| What you need to do |
Omit the images and reproduce the rest of the entries exactly.

Dataset rows for apps and sites:
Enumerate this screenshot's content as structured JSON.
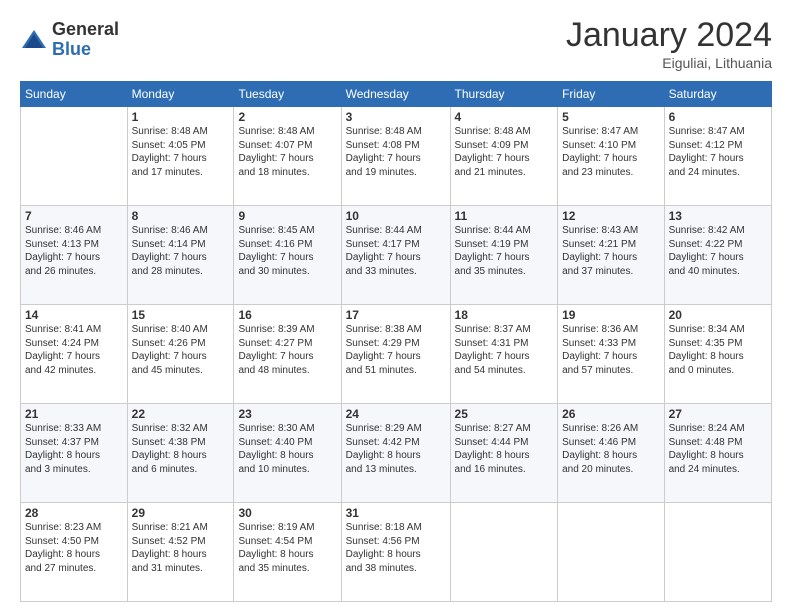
{
  "logo": {
    "general": "General",
    "blue": "Blue"
  },
  "title": "January 2024",
  "subtitle": "Eiguliai, Lithuania",
  "days_of_week": [
    "Sunday",
    "Monday",
    "Tuesday",
    "Wednesday",
    "Thursday",
    "Friday",
    "Saturday"
  ],
  "weeks": [
    [
      {
        "day": "",
        "info": ""
      },
      {
        "day": "1",
        "info": "Sunrise: 8:48 AM\nSunset: 4:05 PM\nDaylight: 7 hours\nand 17 minutes."
      },
      {
        "day": "2",
        "info": "Sunrise: 8:48 AM\nSunset: 4:07 PM\nDaylight: 7 hours\nand 18 minutes."
      },
      {
        "day": "3",
        "info": "Sunrise: 8:48 AM\nSunset: 4:08 PM\nDaylight: 7 hours\nand 19 minutes."
      },
      {
        "day": "4",
        "info": "Sunrise: 8:48 AM\nSunset: 4:09 PM\nDaylight: 7 hours\nand 21 minutes."
      },
      {
        "day": "5",
        "info": "Sunrise: 8:47 AM\nSunset: 4:10 PM\nDaylight: 7 hours\nand 23 minutes."
      },
      {
        "day": "6",
        "info": "Sunrise: 8:47 AM\nSunset: 4:12 PM\nDaylight: 7 hours\nand 24 minutes."
      }
    ],
    [
      {
        "day": "7",
        "info": "Sunrise: 8:46 AM\nSunset: 4:13 PM\nDaylight: 7 hours\nand 26 minutes."
      },
      {
        "day": "8",
        "info": "Sunrise: 8:46 AM\nSunset: 4:14 PM\nDaylight: 7 hours\nand 28 minutes."
      },
      {
        "day": "9",
        "info": "Sunrise: 8:45 AM\nSunset: 4:16 PM\nDaylight: 7 hours\nand 30 minutes."
      },
      {
        "day": "10",
        "info": "Sunrise: 8:44 AM\nSunset: 4:17 PM\nDaylight: 7 hours\nand 33 minutes."
      },
      {
        "day": "11",
        "info": "Sunrise: 8:44 AM\nSunset: 4:19 PM\nDaylight: 7 hours\nand 35 minutes."
      },
      {
        "day": "12",
        "info": "Sunrise: 8:43 AM\nSunset: 4:21 PM\nDaylight: 7 hours\nand 37 minutes."
      },
      {
        "day": "13",
        "info": "Sunrise: 8:42 AM\nSunset: 4:22 PM\nDaylight: 7 hours\nand 40 minutes."
      }
    ],
    [
      {
        "day": "14",
        "info": "Sunrise: 8:41 AM\nSunset: 4:24 PM\nDaylight: 7 hours\nand 42 minutes."
      },
      {
        "day": "15",
        "info": "Sunrise: 8:40 AM\nSunset: 4:26 PM\nDaylight: 7 hours\nand 45 minutes."
      },
      {
        "day": "16",
        "info": "Sunrise: 8:39 AM\nSunset: 4:27 PM\nDaylight: 7 hours\nand 48 minutes."
      },
      {
        "day": "17",
        "info": "Sunrise: 8:38 AM\nSunset: 4:29 PM\nDaylight: 7 hours\nand 51 minutes."
      },
      {
        "day": "18",
        "info": "Sunrise: 8:37 AM\nSunset: 4:31 PM\nDaylight: 7 hours\nand 54 minutes."
      },
      {
        "day": "19",
        "info": "Sunrise: 8:36 AM\nSunset: 4:33 PM\nDaylight: 7 hours\nand 57 minutes."
      },
      {
        "day": "20",
        "info": "Sunrise: 8:34 AM\nSunset: 4:35 PM\nDaylight: 8 hours\nand 0 minutes."
      }
    ],
    [
      {
        "day": "21",
        "info": "Sunrise: 8:33 AM\nSunset: 4:37 PM\nDaylight: 8 hours\nand 3 minutes."
      },
      {
        "day": "22",
        "info": "Sunrise: 8:32 AM\nSunset: 4:38 PM\nDaylight: 8 hours\nand 6 minutes."
      },
      {
        "day": "23",
        "info": "Sunrise: 8:30 AM\nSunset: 4:40 PM\nDaylight: 8 hours\nand 10 minutes."
      },
      {
        "day": "24",
        "info": "Sunrise: 8:29 AM\nSunset: 4:42 PM\nDaylight: 8 hours\nand 13 minutes."
      },
      {
        "day": "25",
        "info": "Sunrise: 8:27 AM\nSunset: 4:44 PM\nDaylight: 8 hours\nand 16 minutes."
      },
      {
        "day": "26",
        "info": "Sunrise: 8:26 AM\nSunset: 4:46 PM\nDaylight: 8 hours\nand 20 minutes."
      },
      {
        "day": "27",
        "info": "Sunrise: 8:24 AM\nSunset: 4:48 PM\nDaylight: 8 hours\nand 24 minutes."
      }
    ],
    [
      {
        "day": "28",
        "info": "Sunrise: 8:23 AM\nSunset: 4:50 PM\nDaylight: 8 hours\nand 27 minutes."
      },
      {
        "day": "29",
        "info": "Sunrise: 8:21 AM\nSunset: 4:52 PM\nDaylight: 8 hours\nand 31 minutes."
      },
      {
        "day": "30",
        "info": "Sunrise: 8:19 AM\nSunset: 4:54 PM\nDaylight: 8 hours\nand 35 minutes."
      },
      {
        "day": "31",
        "info": "Sunrise: 8:18 AM\nSunset: 4:56 PM\nDaylight: 8 hours\nand 38 minutes."
      },
      {
        "day": "",
        "info": ""
      },
      {
        "day": "",
        "info": ""
      },
      {
        "day": "",
        "info": ""
      }
    ]
  ]
}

| Answer to the exercise |
Enumerate this screenshot's content as structured JSON.
{
  "logo": {
    "general": "General",
    "blue": "Blue"
  },
  "title": "January 2024",
  "subtitle": "Eiguliai, Lithuania",
  "days_of_week": [
    "Sunday",
    "Monday",
    "Tuesday",
    "Wednesday",
    "Thursday",
    "Friday",
    "Saturday"
  ],
  "weeks": [
    [
      {
        "day": "",
        "info": ""
      },
      {
        "day": "1",
        "info": "Sunrise: 8:48 AM\nSunset: 4:05 PM\nDaylight: 7 hours\nand 17 minutes."
      },
      {
        "day": "2",
        "info": "Sunrise: 8:48 AM\nSunset: 4:07 PM\nDaylight: 7 hours\nand 18 minutes."
      },
      {
        "day": "3",
        "info": "Sunrise: 8:48 AM\nSunset: 4:08 PM\nDaylight: 7 hours\nand 19 minutes."
      },
      {
        "day": "4",
        "info": "Sunrise: 8:48 AM\nSunset: 4:09 PM\nDaylight: 7 hours\nand 21 minutes."
      },
      {
        "day": "5",
        "info": "Sunrise: 8:47 AM\nSunset: 4:10 PM\nDaylight: 7 hours\nand 23 minutes."
      },
      {
        "day": "6",
        "info": "Sunrise: 8:47 AM\nSunset: 4:12 PM\nDaylight: 7 hours\nand 24 minutes."
      }
    ],
    [
      {
        "day": "7",
        "info": "Sunrise: 8:46 AM\nSunset: 4:13 PM\nDaylight: 7 hours\nand 26 minutes."
      },
      {
        "day": "8",
        "info": "Sunrise: 8:46 AM\nSunset: 4:14 PM\nDaylight: 7 hours\nand 28 minutes."
      },
      {
        "day": "9",
        "info": "Sunrise: 8:45 AM\nSunset: 4:16 PM\nDaylight: 7 hours\nand 30 minutes."
      },
      {
        "day": "10",
        "info": "Sunrise: 8:44 AM\nSunset: 4:17 PM\nDaylight: 7 hours\nand 33 minutes."
      },
      {
        "day": "11",
        "info": "Sunrise: 8:44 AM\nSunset: 4:19 PM\nDaylight: 7 hours\nand 35 minutes."
      },
      {
        "day": "12",
        "info": "Sunrise: 8:43 AM\nSunset: 4:21 PM\nDaylight: 7 hours\nand 37 minutes."
      },
      {
        "day": "13",
        "info": "Sunrise: 8:42 AM\nSunset: 4:22 PM\nDaylight: 7 hours\nand 40 minutes."
      }
    ],
    [
      {
        "day": "14",
        "info": "Sunrise: 8:41 AM\nSunset: 4:24 PM\nDaylight: 7 hours\nand 42 minutes."
      },
      {
        "day": "15",
        "info": "Sunrise: 8:40 AM\nSunset: 4:26 PM\nDaylight: 7 hours\nand 45 minutes."
      },
      {
        "day": "16",
        "info": "Sunrise: 8:39 AM\nSunset: 4:27 PM\nDaylight: 7 hours\nand 48 minutes."
      },
      {
        "day": "17",
        "info": "Sunrise: 8:38 AM\nSunset: 4:29 PM\nDaylight: 7 hours\nand 51 minutes."
      },
      {
        "day": "18",
        "info": "Sunrise: 8:37 AM\nSunset: 4:31 PM\nDaylight: 7 hours\nand 54 minutes."
      },
      {
        "day": "19",
        "info": "Sunrise: 8:36 AM\nSunset: 4:33 PM\nDaylight: 7 hours\nand 57 minutes."
      },
      {
        "day": "20",
        "info": "Sunrise: 8:34 AM\nSunset: 4:35 PM\nDaylight: 8 hours\nand 0 minutes."
      }
    ],
    [
      {
        "day": "21",
        "info": "Sunrise: 8:33 AM\nSunset: 4:37 PM\nDaylight: 8 hours\nand 3 minutes."
      },
      {
        "day": "22",
        "info": "Sunrise: 8:32 AM\nSunset: 4:38 PM\nDaylight: 8 hours\nand 6 minutes."
      },
      {
        "day": "23",
        "info": "Sunrise: 8:30 AM\nSunset: 4:40 PM\nDaylight: 8 hours\nand 10 minutes."
      },
      {
        "day": "24",
        "info": "Sunrise: 8:29 AM\nSunset: 4:42 PM\nDaylight: 8 hours\nand 13 minutes."
      },
      {
        "day": "25",
        "info": "Sunrise: 8:27 AM\nSunset: 4:44 PM\nDaylight: 8 hours\nand 16 minutes."
      },
      {
        "day": "26",
        "info": "Sunrise: 8:26 AM\nSunset: 4:46 PM\nDaylight: 8 hours\nand 20 minutes."
      },
      {
        "day": "27",
        "info": "Sunrise: 8:24 AM\nSunset: 4:48 PM\nDaylight: 8 hours\nand 24 minutes."
      }
    ],
    [
      {
        "day": "28",
        "info": "Sunrise: 8:23 AM\nSunset: 4:50 PM\nDaylight: 8 hours\nand 27 minutes."
      },
      {
        "day": "29",
        "info": "Sunrise: 8:21 AM\nSunset: 4:52 PM\nDaylight: 8 hours\nand 31 minutes."
      },
      {
        "day": "30",
        "info": "Sunrise: 8:19 AM\nSunset: 4:54 PM\nDaylight: 8 hours\nand 35 minutes."
      },
      {
        "day": "31",
        "info": "Sunrise: 8:18 AM\nSunset: 4:56 PM\nDaylight: 8 hours\nand 38 minutes."
      },
      {
        "day": "",
        "info": ""
      },
      {
        "day": "",
        "info": ""
      },
      {
        "day": "",
        "info": ""
      }
    ]
  ]
}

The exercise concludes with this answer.